Your assignment. Copy out all the data, word for word.

Records provided.
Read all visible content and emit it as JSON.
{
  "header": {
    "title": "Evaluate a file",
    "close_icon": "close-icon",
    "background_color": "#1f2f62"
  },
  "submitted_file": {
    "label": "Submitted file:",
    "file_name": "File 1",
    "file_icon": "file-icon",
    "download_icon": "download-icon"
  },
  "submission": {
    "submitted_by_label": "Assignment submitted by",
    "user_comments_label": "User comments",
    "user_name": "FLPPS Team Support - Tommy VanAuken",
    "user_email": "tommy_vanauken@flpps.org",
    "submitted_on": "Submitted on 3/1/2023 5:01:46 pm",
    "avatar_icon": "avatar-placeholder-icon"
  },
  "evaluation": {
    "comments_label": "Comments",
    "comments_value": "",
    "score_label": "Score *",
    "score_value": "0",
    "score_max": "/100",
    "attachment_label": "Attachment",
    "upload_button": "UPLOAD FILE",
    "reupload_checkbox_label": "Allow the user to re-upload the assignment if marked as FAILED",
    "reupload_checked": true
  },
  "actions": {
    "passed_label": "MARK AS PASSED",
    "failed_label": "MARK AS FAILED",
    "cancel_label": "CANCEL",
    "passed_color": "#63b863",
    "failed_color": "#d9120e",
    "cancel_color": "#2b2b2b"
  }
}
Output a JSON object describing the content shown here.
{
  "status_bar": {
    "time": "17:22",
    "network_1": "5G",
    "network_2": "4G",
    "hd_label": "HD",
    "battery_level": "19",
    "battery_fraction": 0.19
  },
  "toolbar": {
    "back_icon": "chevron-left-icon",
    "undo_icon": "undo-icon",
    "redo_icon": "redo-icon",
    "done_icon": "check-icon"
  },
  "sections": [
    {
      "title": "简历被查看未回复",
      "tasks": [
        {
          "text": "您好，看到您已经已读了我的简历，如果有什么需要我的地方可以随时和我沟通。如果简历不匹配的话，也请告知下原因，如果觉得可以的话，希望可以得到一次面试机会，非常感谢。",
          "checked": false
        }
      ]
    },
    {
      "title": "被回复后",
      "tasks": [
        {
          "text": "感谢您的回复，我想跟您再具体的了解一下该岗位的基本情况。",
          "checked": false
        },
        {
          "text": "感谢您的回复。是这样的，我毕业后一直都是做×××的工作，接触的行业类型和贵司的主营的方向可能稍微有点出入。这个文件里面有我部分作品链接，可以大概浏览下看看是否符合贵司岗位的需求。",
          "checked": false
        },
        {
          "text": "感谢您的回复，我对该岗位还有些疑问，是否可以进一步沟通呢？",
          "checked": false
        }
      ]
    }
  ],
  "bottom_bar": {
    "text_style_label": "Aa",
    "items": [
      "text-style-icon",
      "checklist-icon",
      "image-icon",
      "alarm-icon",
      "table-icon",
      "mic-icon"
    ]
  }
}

Solution for this problem.
Read all visible content and emit it as JSON.
{
  "header": {
    "title": "Evaluate a file",
    "close_icon": "close-icon",
    "background_color": "#1f2f62"
  },
  "submitted_file": {
    "label": "Submitted file:",
    "file_name": "File 1",
    "file_icon": "file-icon",
    "download_icon": "download-icon"
  },
  "submission": {
    "submitted_by_label": "Assignment submitted by",
    "user_comments_label": "User comments",
    "user_name": "FLPPS Team Support - Tommy VanAuken",
    "user_email": "tommy_vanauken@flpps.org",
    "submitted_on": "Submitted on 3/1/2023 5:01:46 pm",
    "avatar_icon": "avatar-placeholder-icon"
  },
  "evaluation": {
    "comments_label": "Comments",
    "comments_value": "",
    "score_label": "Score *",
    "score_value": "0",
    "score_max": "/100",
    "attachment_label": "Attachment",
    "upload_button": "UPLOAD FILE",
    "reupload_checkbox_label": "Allow the user to re-upload the assignment if marked as FAILED",
    "reupload_checked": true
  },
  "actions": {
    "passed_label": "MARK AS PASSED",
    "failed_label": "MARK AS FAILED",
    "cancel_label": "CANCEL",
    "passed_color": "#63b863",
    "failed_color": "#d9120e",
    "cancel_color": "#2b2b2b"
  }
}
Output a JSON object describing the content shown here.
{
  "status_bar": {
    "time": "17:22",
    "network_1": "5G",
    "network_2": "4G",
    "hd_label": "HD",
    "battery_level": "19",
    "battery_fraction": 0.19
  },
  "toolbar": {
    "back_icon": "chevron-left-icon",
    "undo_icon": "undo-icon",
    "redo_icon": "redo-icon",
    "done_icon": "check-icon"
  },
  "sections": [
    {
      "title": "简历被查看未回复",
      "tasks": [
        {
          "text": "您好，看到您已经已读了我的简历，如果有什么需要我的地方可以随时和我沟通。如果简历不匹配的话，也请告知下原因，如果觉得可以的话，希望可以得到一次面试机会，非常感谢。",
          "checked": false
        }
      ]
    },
    {
      "title": "被回复后",
      "tasks": [
        {
          "text": "感谢您的回复，我想跟您再具体的了解一下该岗位的基本情况。",
          "checked": false
        },
        {
          "text": "感谢您的回复。是这样的，我毕业后一直都是做×××的工作，接触的行业类型和贵司的主营的方向可能稍微有点出入。这个文件里面有我部分作品链接，可以大概浏览下看看是否符合贵司岗位的需求。",
          "checked": false
        },
        {
          "text": "感谢您的回复，我对该岗位还有些疑问，是否可以进一步沟通呢？",
          "checked": false
        }
      ]
    }
  ],
  "bottom_bar": {
    "text_style_label": "Aa",
    "items": [
      "text-style-icon",
      "checklist-icon",
      "image-icon",
      "alarm-icon",
      "table-icon",
      "mic-icon"
    ]
  }
}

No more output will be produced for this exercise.